Ghana, Togo to construct 50 pillars to reaffirm border
Major General Emmanuel Kotia, National Coordinator, Ghana Boundary Commission has said a joint technical committee from both Ghana and Togo would construct a maximum of 50 pillars to reaffirm the Ghana-Togo Border.
He said the eight-member committee – four from each country – would spearhead the construction of four types of pillars namely: single pillars, main pillars, intermediary pillars and border crossing pillars from May 12-28, this year.
Major General Kotia, who disclosed this at a programme at Aflao to sensitise border community residents on the planned re-affirmation of the Ghana-Togo Border said the exercise was not to re-demarcate the national boundaries but to reaffirm the existing boundary lines.
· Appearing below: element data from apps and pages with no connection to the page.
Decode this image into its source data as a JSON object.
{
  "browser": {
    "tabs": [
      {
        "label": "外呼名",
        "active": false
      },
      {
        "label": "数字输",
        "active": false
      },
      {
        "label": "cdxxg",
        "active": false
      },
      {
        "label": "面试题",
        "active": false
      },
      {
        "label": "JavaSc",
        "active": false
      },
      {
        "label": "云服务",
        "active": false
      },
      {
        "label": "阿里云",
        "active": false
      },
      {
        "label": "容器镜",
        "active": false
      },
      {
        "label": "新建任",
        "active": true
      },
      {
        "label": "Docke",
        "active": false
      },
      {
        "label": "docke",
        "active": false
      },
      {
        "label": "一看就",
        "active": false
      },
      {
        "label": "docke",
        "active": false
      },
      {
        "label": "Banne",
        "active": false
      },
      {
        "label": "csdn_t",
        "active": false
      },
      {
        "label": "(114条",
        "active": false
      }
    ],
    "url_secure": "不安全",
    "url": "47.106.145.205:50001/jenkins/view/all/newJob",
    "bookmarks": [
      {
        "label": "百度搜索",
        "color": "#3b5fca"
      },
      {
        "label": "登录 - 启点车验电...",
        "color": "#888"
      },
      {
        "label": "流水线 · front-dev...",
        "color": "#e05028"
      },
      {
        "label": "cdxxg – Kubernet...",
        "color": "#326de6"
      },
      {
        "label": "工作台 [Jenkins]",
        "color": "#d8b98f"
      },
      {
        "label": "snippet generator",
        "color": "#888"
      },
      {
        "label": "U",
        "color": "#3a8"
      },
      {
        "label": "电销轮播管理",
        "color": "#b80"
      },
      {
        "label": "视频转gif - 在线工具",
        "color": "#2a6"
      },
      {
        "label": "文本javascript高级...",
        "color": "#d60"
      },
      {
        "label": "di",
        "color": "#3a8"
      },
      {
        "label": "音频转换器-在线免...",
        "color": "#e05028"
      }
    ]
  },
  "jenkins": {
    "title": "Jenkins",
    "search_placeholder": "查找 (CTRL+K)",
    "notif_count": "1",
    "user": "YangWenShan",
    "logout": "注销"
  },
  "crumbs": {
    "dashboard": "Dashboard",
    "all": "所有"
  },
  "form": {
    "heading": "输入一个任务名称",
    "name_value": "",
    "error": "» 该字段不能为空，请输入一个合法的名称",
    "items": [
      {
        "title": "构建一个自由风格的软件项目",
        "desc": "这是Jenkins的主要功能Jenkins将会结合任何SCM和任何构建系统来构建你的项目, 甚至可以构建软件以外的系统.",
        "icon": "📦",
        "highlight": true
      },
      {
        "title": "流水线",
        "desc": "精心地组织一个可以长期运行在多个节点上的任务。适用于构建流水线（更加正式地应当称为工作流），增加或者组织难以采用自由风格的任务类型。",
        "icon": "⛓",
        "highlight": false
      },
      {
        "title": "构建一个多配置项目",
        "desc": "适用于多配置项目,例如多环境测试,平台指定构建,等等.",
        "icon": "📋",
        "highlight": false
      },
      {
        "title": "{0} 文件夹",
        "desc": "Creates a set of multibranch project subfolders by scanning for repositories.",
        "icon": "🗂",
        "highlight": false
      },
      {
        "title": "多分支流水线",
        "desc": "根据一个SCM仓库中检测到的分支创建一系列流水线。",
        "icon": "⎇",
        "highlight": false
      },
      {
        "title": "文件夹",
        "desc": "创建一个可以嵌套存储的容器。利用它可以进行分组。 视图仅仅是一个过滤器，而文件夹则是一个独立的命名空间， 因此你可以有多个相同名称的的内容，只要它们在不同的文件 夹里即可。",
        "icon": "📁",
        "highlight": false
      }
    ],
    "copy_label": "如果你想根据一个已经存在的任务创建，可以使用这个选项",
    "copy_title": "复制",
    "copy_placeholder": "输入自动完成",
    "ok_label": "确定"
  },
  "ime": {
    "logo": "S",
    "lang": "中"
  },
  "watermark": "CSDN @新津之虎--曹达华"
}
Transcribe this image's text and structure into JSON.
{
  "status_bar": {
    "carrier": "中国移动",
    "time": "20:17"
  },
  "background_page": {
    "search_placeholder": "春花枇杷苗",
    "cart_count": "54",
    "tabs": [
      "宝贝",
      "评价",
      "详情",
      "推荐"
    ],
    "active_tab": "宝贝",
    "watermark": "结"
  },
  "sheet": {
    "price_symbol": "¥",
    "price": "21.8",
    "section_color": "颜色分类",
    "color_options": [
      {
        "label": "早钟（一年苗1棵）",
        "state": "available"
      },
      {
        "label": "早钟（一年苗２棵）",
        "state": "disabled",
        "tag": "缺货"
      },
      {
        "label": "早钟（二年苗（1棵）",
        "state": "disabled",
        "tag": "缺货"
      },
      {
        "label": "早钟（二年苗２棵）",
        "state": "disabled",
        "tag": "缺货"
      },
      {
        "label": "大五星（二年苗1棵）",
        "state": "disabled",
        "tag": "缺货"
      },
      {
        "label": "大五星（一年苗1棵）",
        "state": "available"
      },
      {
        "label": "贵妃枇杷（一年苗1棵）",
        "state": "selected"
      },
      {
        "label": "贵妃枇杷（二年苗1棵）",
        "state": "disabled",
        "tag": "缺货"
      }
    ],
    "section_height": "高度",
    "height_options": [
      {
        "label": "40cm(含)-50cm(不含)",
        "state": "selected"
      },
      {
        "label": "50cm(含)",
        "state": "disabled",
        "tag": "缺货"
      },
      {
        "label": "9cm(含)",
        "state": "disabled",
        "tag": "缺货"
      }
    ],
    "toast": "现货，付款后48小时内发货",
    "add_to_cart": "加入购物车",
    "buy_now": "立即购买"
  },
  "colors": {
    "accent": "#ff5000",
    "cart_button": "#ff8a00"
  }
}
He underscored the need to erect the pillars to re-establish the boundaries between the two countries saying, “what defines us as a country is our boundary lines.”
The National Coordinator said the exercise had become important as the pillars erected around 1929 and again around 1975 had either been corroded or removed through human activities and assured that the new pillars to be constructed would be such that they would be visible and difficult for people to remove.
He called on chiefs and other opinion leaders in communities along the Aflao and Akanu borders to continue with the sensitisation of their people about the exercise, which would include activities like flying military helicopters and drones, construction, and research works.
Major General Kotia said the Commission required the chiefs, the Assembly, and the Member of Parliament to be “agents of sensitisation in your communities” to ensure the successful completion of the first phase of the process – the construction of 50 pillars spanning about 50- kilometres along the Ghana-Togo Border from Aflao to Akanu.
Monday’s programme which drew security agents, chiefs, Ministers and Ambassadors from Ghana and Togo and which formed part of the programme of activities for the launching of the reaffirmation of the Ghana-Togo Border, is an African Union Border Project with funding support from the German government.
A similar version of the programme would be expected to be extended to Akanu to continue with the sensitisation of the border residents there.
Dr Douti Lardja, Permanent Secretary, Land Commission of Togo was happy about the exercise saying, issues of boundaries were of great concern not just to Ghana but also to Togo because it was about the sovereignty of a country.
Mr Maxwell Koffie Lugudor, Municipal Chief Executive for Ketu South said it was such a respite that something was going to be done about the porousness of the border as the ‘porous nature of the Aflao Border had national security implications.’
Dr Archibald Yao Letsa, Volta Regional Minister in his remarks said the re-affirmation would not only help avert land disputes between the two countries in future but it would also safeguard the peace and security between the two and as well, help them to address the trans-national organised crimes engulfing the sub-region.